*** RECORD SET

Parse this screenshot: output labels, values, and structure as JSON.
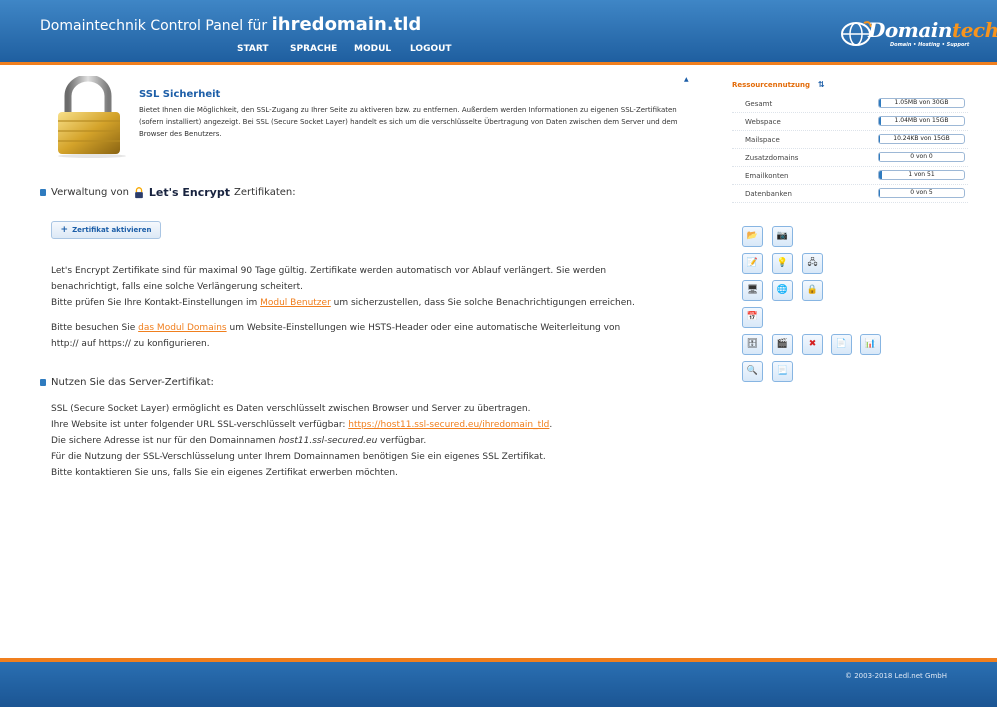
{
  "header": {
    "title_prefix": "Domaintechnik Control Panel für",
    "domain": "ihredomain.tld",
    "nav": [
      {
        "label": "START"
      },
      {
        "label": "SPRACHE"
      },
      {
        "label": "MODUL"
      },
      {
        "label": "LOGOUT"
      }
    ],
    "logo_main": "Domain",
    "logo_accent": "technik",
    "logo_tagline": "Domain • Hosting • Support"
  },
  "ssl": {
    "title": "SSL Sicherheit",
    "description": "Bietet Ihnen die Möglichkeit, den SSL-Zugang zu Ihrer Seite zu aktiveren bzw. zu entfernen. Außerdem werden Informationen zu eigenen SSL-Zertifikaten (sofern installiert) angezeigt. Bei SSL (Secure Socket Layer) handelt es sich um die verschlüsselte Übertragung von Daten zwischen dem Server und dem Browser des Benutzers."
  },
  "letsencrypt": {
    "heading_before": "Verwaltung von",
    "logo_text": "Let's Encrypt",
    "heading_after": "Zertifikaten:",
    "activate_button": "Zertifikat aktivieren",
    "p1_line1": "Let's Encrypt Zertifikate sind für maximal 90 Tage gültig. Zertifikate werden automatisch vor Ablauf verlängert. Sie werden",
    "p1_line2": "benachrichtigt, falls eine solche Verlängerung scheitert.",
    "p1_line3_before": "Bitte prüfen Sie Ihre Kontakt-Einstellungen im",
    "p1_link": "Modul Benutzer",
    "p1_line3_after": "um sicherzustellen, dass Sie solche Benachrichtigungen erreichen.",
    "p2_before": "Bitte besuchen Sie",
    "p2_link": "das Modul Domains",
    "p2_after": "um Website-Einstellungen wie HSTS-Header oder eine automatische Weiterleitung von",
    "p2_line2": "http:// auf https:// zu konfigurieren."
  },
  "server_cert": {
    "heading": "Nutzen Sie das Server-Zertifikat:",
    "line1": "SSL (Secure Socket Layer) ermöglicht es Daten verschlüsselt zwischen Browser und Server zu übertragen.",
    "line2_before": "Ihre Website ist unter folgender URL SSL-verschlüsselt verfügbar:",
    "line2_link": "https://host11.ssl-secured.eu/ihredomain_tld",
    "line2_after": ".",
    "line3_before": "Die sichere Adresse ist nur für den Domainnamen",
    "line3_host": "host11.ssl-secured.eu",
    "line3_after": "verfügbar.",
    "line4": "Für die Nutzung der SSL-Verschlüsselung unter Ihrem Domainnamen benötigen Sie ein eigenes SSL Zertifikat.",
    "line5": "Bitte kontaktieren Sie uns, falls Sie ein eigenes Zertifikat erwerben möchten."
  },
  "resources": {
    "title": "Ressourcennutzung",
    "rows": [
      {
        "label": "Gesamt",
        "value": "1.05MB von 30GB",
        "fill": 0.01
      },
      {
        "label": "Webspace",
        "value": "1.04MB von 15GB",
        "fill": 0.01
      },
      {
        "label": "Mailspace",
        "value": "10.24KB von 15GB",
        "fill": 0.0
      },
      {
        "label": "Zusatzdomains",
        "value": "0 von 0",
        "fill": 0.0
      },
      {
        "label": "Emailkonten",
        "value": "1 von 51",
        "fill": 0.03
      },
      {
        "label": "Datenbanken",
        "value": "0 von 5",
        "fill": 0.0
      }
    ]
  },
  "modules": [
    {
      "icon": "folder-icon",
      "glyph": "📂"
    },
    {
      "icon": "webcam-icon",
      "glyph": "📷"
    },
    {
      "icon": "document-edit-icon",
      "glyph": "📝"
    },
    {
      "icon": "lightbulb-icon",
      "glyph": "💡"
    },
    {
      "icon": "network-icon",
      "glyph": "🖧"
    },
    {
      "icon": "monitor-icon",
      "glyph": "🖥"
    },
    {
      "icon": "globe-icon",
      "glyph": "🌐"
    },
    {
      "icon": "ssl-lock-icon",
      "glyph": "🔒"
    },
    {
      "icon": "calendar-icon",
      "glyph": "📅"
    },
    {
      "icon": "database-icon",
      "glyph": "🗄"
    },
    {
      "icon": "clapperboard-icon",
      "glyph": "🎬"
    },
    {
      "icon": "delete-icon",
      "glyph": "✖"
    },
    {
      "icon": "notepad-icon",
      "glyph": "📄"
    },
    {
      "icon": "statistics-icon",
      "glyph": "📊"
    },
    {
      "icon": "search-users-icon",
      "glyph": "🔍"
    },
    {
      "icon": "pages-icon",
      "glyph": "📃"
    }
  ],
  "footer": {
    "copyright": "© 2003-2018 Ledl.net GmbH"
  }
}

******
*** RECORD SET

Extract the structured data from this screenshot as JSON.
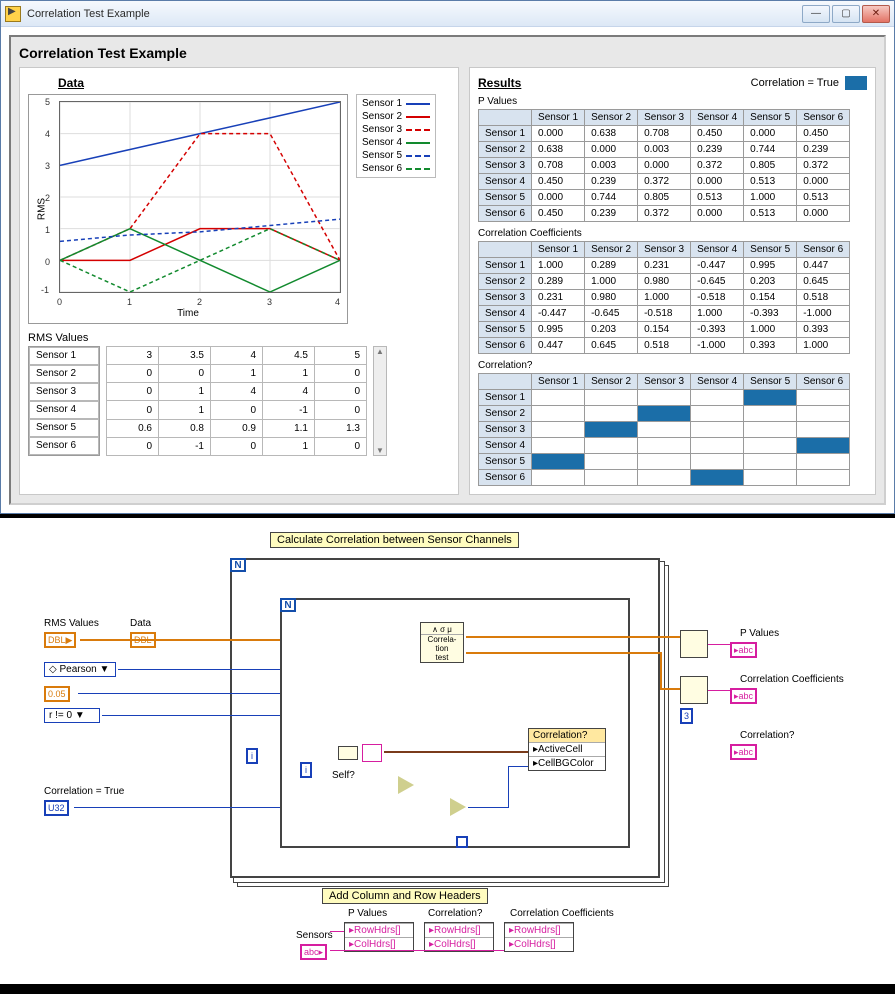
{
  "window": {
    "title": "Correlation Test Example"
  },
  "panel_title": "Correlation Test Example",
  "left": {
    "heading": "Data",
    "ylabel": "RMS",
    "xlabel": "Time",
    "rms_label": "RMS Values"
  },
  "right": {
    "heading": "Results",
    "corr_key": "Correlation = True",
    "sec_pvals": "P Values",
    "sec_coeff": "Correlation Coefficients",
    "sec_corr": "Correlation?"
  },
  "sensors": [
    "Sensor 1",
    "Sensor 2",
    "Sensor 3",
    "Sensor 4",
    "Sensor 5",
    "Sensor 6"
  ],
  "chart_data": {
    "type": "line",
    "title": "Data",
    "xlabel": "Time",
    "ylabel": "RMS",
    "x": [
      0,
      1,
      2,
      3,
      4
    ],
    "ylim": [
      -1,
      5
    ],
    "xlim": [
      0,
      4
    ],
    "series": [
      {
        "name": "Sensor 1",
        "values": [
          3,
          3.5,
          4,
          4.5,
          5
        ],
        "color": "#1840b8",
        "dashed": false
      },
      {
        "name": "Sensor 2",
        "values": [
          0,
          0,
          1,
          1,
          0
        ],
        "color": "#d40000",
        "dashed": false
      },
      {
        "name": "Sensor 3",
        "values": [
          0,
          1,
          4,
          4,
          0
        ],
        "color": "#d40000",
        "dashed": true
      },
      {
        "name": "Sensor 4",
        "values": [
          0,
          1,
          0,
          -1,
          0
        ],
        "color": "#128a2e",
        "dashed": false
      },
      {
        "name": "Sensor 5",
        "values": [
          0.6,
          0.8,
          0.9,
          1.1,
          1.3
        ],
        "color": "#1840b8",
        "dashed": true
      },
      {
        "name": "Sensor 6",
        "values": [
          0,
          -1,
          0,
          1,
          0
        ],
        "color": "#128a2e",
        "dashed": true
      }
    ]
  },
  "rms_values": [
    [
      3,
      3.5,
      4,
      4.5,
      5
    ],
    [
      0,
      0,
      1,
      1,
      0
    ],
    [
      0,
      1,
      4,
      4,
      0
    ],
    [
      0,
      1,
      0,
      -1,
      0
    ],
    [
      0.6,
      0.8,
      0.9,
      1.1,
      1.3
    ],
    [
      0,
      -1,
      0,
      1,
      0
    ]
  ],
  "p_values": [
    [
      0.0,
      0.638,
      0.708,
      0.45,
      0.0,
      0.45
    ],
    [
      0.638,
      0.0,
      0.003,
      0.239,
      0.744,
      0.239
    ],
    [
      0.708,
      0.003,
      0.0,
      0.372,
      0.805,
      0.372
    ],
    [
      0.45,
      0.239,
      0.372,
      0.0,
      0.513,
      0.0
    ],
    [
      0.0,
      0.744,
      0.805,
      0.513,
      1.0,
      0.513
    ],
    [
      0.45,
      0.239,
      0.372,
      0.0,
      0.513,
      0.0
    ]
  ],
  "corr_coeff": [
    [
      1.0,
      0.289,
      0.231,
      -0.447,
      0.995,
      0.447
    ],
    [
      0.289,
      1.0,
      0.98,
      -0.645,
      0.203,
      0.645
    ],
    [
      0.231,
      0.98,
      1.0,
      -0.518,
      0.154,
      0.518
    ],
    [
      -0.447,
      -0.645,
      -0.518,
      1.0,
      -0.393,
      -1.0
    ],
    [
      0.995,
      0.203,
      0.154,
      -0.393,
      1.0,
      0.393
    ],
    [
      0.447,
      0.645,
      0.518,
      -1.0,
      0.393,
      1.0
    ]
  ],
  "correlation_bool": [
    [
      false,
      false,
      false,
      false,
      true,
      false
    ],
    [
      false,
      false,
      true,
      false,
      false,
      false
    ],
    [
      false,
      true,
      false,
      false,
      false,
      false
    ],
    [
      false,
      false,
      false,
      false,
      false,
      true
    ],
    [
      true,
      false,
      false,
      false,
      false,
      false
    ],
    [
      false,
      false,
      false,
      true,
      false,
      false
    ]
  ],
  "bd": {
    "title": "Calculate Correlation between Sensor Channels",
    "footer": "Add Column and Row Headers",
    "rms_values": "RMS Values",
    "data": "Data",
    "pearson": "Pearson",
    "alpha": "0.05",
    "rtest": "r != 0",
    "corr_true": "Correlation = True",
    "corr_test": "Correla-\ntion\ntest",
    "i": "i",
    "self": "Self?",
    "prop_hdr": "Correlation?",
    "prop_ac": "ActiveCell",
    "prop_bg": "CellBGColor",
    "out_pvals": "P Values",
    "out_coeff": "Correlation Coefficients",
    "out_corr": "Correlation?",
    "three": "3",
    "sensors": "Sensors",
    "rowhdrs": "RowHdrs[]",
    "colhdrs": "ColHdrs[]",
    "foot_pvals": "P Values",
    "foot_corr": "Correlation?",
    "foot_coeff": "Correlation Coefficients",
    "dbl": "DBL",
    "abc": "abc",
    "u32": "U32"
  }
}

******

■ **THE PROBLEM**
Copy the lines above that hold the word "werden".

■ **TASK RESULT**
    "description": "Bietet Ihnen die Möglichkeit, den SSL-Zugang zu Ihrer Seite zu aktiveren bzw. zu entfernen. Außerdem werden Informationen zu eigenen SSL-Zertifikaten (sofern installiert) angezeigt. Bei SSL (Secure Socket Layer) handelt es sich um die verschlüsselte Übertragung von Daten zwischen dem Server und dem Browser des Benutzers."
    "p1_line1": "Let's Encrypt Zertifikate sind für maximal 90 Tage gültig. Zertifikate werden automatisch vor Ablauf verlängert. Sie werden",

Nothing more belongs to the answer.